The problem with writing about prophecy is that one is not really a biblical prophet and can only speculate about world events. Israel indeed is a lightning rod for more than prophetic developments; it seems that the whole world is focused on that very tiny nation. The North Koreans mutter that something must be done about Israel, although it is doubtful that many of them could find it on a map. In Japan, where there are virtually no Jews, the Jews are blamed for problems with the economy. And on it goes. Indeed, Israel is the center of the nations, and in the Kingdom it will take its prophetic place as the head of the nations (Zech. 8:20–23).
But to recap what I have said about Israel in prophecy, I believe that the present climate of a false peace process will lead us down one of several possible roads to a Tribulation period situation. As to when this could happen, it is difficult to say; but in view of the very complete fulfillment of all of the Lord’s prophecies in Matthew 24, the Olivet discourse, we could hardly expect so tense a situation to continue for, say, another 50 years. World attention tends to shift from place to place, and since it is currently on Israel, I cannot help having the feeling that this would be an elegant moment to conclude this age. Everything seems to be in the right place except for the entrance of the Antichrist with his peace covenant of seven years. It is hard to think of any other piece of the prophecy puzzle that is not either in position for the End Times, or on the verge so that it could rapidly fall into place.
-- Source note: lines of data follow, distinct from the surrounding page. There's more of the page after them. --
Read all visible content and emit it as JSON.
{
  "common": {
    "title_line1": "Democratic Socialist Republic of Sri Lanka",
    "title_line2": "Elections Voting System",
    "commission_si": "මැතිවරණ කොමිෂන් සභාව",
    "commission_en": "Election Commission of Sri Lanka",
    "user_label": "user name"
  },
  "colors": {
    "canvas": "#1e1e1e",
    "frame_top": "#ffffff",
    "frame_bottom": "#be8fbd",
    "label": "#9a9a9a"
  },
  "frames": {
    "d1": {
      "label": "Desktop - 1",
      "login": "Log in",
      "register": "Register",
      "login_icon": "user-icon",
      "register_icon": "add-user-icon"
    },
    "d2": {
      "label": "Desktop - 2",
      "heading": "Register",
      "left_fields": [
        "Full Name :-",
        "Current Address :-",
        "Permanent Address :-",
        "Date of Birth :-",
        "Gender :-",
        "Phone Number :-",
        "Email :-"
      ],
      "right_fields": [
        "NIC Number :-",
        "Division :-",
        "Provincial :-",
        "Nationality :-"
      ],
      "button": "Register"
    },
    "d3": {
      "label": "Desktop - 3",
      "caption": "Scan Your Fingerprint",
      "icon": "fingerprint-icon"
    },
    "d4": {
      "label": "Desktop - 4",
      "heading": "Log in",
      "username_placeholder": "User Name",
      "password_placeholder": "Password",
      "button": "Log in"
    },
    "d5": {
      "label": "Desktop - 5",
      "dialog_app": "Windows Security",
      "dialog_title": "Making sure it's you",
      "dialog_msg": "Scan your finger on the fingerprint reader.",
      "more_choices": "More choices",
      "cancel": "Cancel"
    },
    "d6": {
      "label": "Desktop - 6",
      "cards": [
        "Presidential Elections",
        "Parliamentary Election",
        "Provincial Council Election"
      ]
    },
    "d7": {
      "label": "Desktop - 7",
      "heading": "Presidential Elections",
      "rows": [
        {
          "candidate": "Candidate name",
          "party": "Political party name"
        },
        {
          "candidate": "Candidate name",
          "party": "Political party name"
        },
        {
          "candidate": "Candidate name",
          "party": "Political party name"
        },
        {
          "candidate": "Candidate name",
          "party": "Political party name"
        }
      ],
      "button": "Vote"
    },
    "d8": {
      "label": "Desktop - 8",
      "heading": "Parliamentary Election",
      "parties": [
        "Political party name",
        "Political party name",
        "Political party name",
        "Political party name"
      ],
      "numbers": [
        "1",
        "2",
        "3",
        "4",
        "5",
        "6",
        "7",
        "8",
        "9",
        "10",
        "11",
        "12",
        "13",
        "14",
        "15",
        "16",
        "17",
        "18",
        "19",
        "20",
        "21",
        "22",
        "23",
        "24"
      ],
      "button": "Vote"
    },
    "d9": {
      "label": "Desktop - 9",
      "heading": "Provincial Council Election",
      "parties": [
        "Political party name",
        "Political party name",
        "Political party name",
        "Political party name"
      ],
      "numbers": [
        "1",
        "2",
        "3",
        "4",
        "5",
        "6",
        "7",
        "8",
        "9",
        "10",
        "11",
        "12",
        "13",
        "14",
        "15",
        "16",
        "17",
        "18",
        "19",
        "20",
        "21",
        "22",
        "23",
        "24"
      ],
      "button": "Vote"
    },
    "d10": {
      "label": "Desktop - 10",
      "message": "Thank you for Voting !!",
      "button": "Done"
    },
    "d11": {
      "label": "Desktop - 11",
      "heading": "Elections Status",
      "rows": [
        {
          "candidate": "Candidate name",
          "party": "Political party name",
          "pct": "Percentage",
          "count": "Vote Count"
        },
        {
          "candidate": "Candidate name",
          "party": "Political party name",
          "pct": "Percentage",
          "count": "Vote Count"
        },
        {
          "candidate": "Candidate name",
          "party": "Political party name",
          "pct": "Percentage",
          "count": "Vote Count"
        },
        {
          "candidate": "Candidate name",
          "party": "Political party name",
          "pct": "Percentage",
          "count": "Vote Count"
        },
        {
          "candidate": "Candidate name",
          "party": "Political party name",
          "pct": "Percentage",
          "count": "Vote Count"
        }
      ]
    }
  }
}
Thus, I think that the Antichrist is alive today and mature, and calculating his entrance. And I think that the present climate of concern over the peace process can lead us very directly to that day of an offered contract that will start the Tribulation period.